He received honorary doctorates from the University of Brussels, the University of Paris, the Arizona State University, the University of Chicago, the University of Turin and the University of Rennes I. He was an honorary member of the Geological Society of London (1996).

In 1978 he received the VM Goldschmidt Award of the Geochemical Society, in 1970 the Arthur L. Day Medal of the Geological Society of America, in 1981 the Arthur L. Day Prize of the National Academy of Science, in 1985 the J. Lawrence Smith Medal and the Harry H. Hess American Geophysical Union Medal and 2008 William Bowie Medal . Together with Claude Allègre , he was awarded the Crafoord Prize for Geosciences in 1986 . In 1985 he received the Wollaston Medal and the Gold Medal of the Royal Astronomical Society in 1991 and the NASA Distinguished Service Medal in 1972 and 1978. He was a member of the National Academy of Sciences , the American Academy of Arts and Sciences (1967), the American Philosophical Society (1982) and the Norwegian Academy of Sciences and Literature .


  • Isotopic adventure-geological, planetological and cosmic, Annual Review Earth Planetary Science, Volume 31, 2003, pp. 1-74

Web links

Individual evidence

  1. Life data according to American Men and Women of Science , Thomson Gale 2004
  2. ^ Robert Perkins: Remembering Gerald Wasserburg, 1927-2016 , Caltech.
  3. So the geochemist Donald Burnett in the obituary at Caltech
  4. Member History: Gerald J. Wasserburg.
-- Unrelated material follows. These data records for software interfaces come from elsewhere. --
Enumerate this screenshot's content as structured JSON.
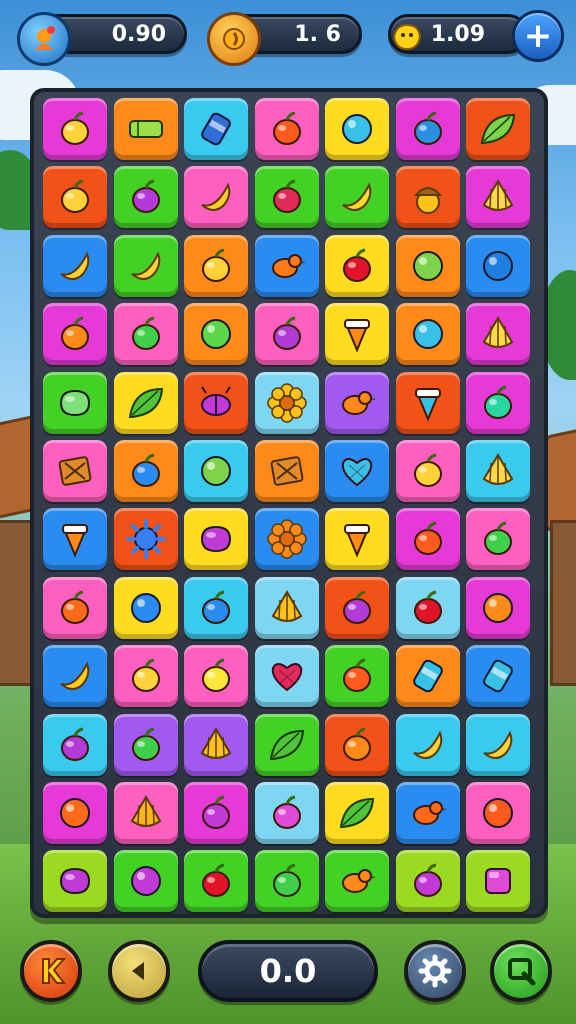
{
  "hud": {
    "stat1_value": "0.90",
    "stat2_value": "1.  6",
    "stat3_value": "1.09"
  },
  "footer": {
    "score_value": "0.0"
  },
  "colors": {
    "magenta": "#e63ad6",
    "orange": "#ff8a1a",
    "cyan": "#3ac9ef",
    "pink": "#ff5fbf",
    "yellow": "#ffdc1f",
    "purple": "#a05af0",
    "red": "#f25218",
    "green": "#44d126",
    "blue": "#2a8cf0",
    "lime": "#9cd921",
    "lightblue": "#7fd6f2"
  },
  "board": [
    [
      {
        "bg": "magenta",
        "icon": "fruit",
        "c": "#ffd23a"
      },
      {
        "bg": "orange",
        "icon": "bar",
        "c": "#9be04a"
      },
      {
        "bg": "cyan",
        "icon": "can",
        "c": "#2d6fd6"
      },
      {
        "bg": "pink",
        "icon": "fruit",
        "c": "#ff5a1e"
      },
      {
        "bg": "yellow",
        "icon": "orb",
        "c": "#39c0e6"
      },
      {
        "bg": "magenta",
        "icon": "fruit",
        "c": "#2b8fe0"
      },
      {
        "bg": "red",
        "icon": "leaf",
        "c": "#7dd34a"
      }
    ],
    [
      {
        "bg": "red",
        "icon": "fruit",
        "c": "#ffd23a"
      },
      {
        "bg": "green",
        "icon": "fruit",
        "c": "#b23ad6"
      },
      {
        "bg": "pink",
        "icon": "banana",
        "c": "#ffcc2a"
      },
      {
        "bg": "green",
        "icon": "fruit",
        "c": "#e02a5a"
      },
      {
        "bg": "green",
        "icon": "banana",
        "c": "#ffdc2a"
      },
      {
        "bg": "red",
        "icon": "acorn",
        "c": "#ffc21a"
      },
      {
        "bg": "magenta",
        "icon": "shell",
        "c": "#ffd84a"
      }
    ],
    [
      {
        "bg": "blue",
        "icon": "banana",
        "c": "#ffd23a"
      },
      {
        "bg": "green",
        "icon": "banana",
        "c": "#ffd23a"
      },
      {
        "bg": "orange",
        "icon": "fruit",
        "c": "#ffd23a"
      },
      {
        "bg": "blue",
        "icon": "bird",
        "c": "#ff7a1a"
      },
      {
        "bg": "yellow",
        "icon": "fruit",
        "c": "#e0142a"
      },
      {
        "bg": "orange",
        "icon": "orb",
        "c": "#7dd34a"
      },
      {
        "bg": "blue",
        "icon": "orb",
        "c": "#1e7fe0"
      }
    ],
    [
      {
        "bg": "magenta",
        "icon": "fruit",
        "c": "#ff8a1a"
      },
      {
        "bg": "pink",
        "icon": "fruit",
        "c": "#3fcf4a"
      },
      {
        "bg": "orange",
        "icon": "orb",
        "c": "#5ad84a"
      },
      {
        "bg": "pink",
        "icon": "fruit",
        "c": "#b23ad6"
      },
      {
        "bg": "yellow",
        "icon": "top",
        "c": "#ff8a1a"
      },
      {
        "bg": "orange",
        "icon": "orb",
        "c": "#39c0e6"
      },
      {
        "bg": "magenta",
        "icon": "shell",
        "c": "#ffd84a"
      }
    ],
    [
      {
        "bg": "green",
        "icon": "blob",
        "c": "#7de07a"
      },
      {
        "bg": "yellow",
        "icon": "leaf",
        "c": "#4fc43a"
      },
      {
        "bg": "red",
        "icon": "bug",
        "c": "#c23ad6"
      },
      {
        "bg": "lightblue",
        "icon": "flower",
        "c": "#ffc21a"
      },
      {
        "bg": "purple",
        "icon": "bird",
        "c": "#ff8a1a"
      },
      {
        "bg": "red",
        "icon": "top",
        "c": "#39c0e6"
      },
      {
        "bg": "magenta",
        "icon": "fruit",
        "c": "#2ad6a0"
      }
    ],
    [
      {
        "bg": "pink",
        "icon": "crate",
        "c": "#e08a2a"
      },
      {
        "bg": "orange",
        "icon": "fruit",
        "c": "#2a8cf0"
      },
      {
        "bg": "cyan",
        "icon": "orb",
        "c": "#7dd34a"
      },
      {
        "bg": "orange",
        "icon": "crate",
        "c": "#e08a2a"
      },
      {
        "bg": "blue",
        "icon": "heart",
        "c": "#39c0e6"
      },
      {
        "bg": "pink",
        "icon": "fruit",
        "c": "#ffd23a"
      },
      {
        "bg": "cyan",
        "icon": "shell",
        "c": "#ffd84a"
      }
    ],
    [
      {
        "bg": "blue",
        "icon": "top",
        "c": "#ff8a1a"
      },
      {
        "bg": "red",
        "icon": "spiky",
        "c": "#3a7ff0"
      },
      {
        "bg": "yellow",
        "icon": "blob",
        "c": "#c23ad6"
      },
      {
        "bg": "blue",
        "icon": "flower",
        "c": "#ff8a1a"
      },
      {
        "bg": "yellow",
        "icon": "top",
        "c": "#ff8a1a"
      },
      {
        "bg": "magenta",
        "icon": "fruit",
        "c": "#ff5a1e"
      },
      {
        "bg": "pink",
        "icon": "fruit",
        "c": "#3fcf4a"
      }
    ],
    [
      {
        "bg": "pink",
        "icon": "fruit",
        "c": "#ff6a1a"
      },
      {
        "bg": "yellow",
        "icon": "orb",
        "c": "#2a8cf0"
      },
      {
        "bg": "cyan",
        "icon": "fruit",
        "c": "#2a8cf0"
      },
      {
        "bg": "lightblue",
        "icon": "shell",
        "c": "#ffc21a"
      },
      {
        "bg": "red",
        "icon": "fruit",
        "c": "#b23ad6"
      },
      {
        "bg": "lightblue",
        "icon": "fruit",
        "c": "#e0142a"
      },
      {
        "bg": "magenta",
        "icon": "orb",
        "c": "#ff8a1a"
      }
    ],
    [
      {
        "bg": "blue",
        "icon": "banana",
        "c": "#ffcc2a"
      },
      {
        "bg": "pink",
        "icon": "fruit",
        "c": "#ffd23a"
      },
      {
        "bg": "pink",
        "icon": "fruit",
        "c": "#ffe83a"
      },
      {
        "bg": "lightblue",
        "icon": "heart",
        "c": "#e02a5a"
      },
      {
        "bg": "green",
        "icon": "fruit",
        "c": "#ff5a1e"
      },
      {
        "bg": "orange",
        "icon": "can",
        "c": "#39c0e6"
      },
      {
        "bg": "blue",
        "icon": "can",
        "c": "#39c0e6"
      }
    ],
    [
      {
        "bg": "cyan",
        "icon": "fruit",
        "c": "#b23ad6"
      },
      {
        "bg": "purple",
        "icon": "fruit",
        "c": "#3fcf4a"
      },
      {
        "bg": "purple",
        "icon": "shell",
        "c": "#ffc21a"
      },
      {
        "bg": "green",
        "icon": "leaf",
        "c": "#4fc43a"
      },
      {
        "bg": "red",
        "icon": "fruit",
        "c": "#ff8a1a"
      },
      {
        "bg": "cyan",
        "icon": "banana",
        "c": "#ffd23a"
      },
      {
        "bg": "cyan",
        "icon": "banana",
        "c": "#ffd23a"
      }
    ],
    [
      {
        "bg": "magenta",
        "icon": "orb",
        "c": "#ff6a1a"
      },
      {
        "bg": "pink",
        "icon": "shell",
        "c": "#ffb21a"
      },
      {
        "bg": "magenta",
        "icon": "fruit",
        "c": "#c23ad6"
      },
      {
        "bg": "lightblue",
        "icon": "fruit",
        "c": "#e04ad6"
      },
      {
        "bg": "yellow",
        "icon": "leaf",
        "c": "#4fc43a"
      },
      {
        "bg": "blue",
        "icon": "bird",
        "c": "#ff6a1a"
      },
      {
        "bg": "pink",
        "icon": "orb",
        "c": "#ff5a1e"
      }
    ],
    [
      {
        "bg": "lime",
        "icon": "blob",
        "c": "#c23ad6"
      },
      {
        "bg": "green",
        "icon": "orb",
        "c": "#c23ad6"
      },
      {
        "bg": "green",
        "icon": "fruit",
        "c": "#e0142a"
      },
      {
        "bg": "green",
        "icon": "fruit",
        "c": "#3fcf4a"
      },
      {
        "bg": "green",
        "icon": "bird",
        "c": "#ff8a1a"
      },
      {
        "bg": "lime",
        "icon": "fruit",
        "c": "#c23ad6"
      },
      {
        "bg": "lime",
        "icon": "box",
        "c": "#e04ad6"
      }
    ]
  ]
}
American Philosophical Society, accessed November 15, 2018 (with extensive biographical notes).